▶ [AIM OF THE EXERCISE]
Nothing in the entries may be altered; copy them all exactly.

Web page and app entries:
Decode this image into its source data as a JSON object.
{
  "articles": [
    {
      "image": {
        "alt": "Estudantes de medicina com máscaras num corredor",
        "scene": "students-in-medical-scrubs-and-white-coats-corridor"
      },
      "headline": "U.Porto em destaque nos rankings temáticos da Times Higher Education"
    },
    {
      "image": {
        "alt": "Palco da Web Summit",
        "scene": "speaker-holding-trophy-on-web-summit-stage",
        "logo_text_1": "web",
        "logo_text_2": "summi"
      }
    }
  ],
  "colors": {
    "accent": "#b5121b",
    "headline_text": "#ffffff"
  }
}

▶ [RESULT]
Decode this image into its source data as a JSON object.
{
  "articles": [
    {
      "image": {
        "alt": "Estudantes de medicina com máscaras num corredor",
        "scene": "students-in-medical-scrubs-and-white-coats-corridor"
      },
      "headline": "U.Porto em destaque nos rankings temáticos da Times Higher Education"
    },
    {
      "image": {
        "alt": "Palco da Web Summit",
        "scene": "speaker-holding-trophy-on-web-summit-stage",
        "logo_text_1": "web",
        "logo_text_2": "summi"
      }
    }
  ],
  "colors": {
    "accent": "#b5121b",
    "headline_text": "#ffffff"
  }
}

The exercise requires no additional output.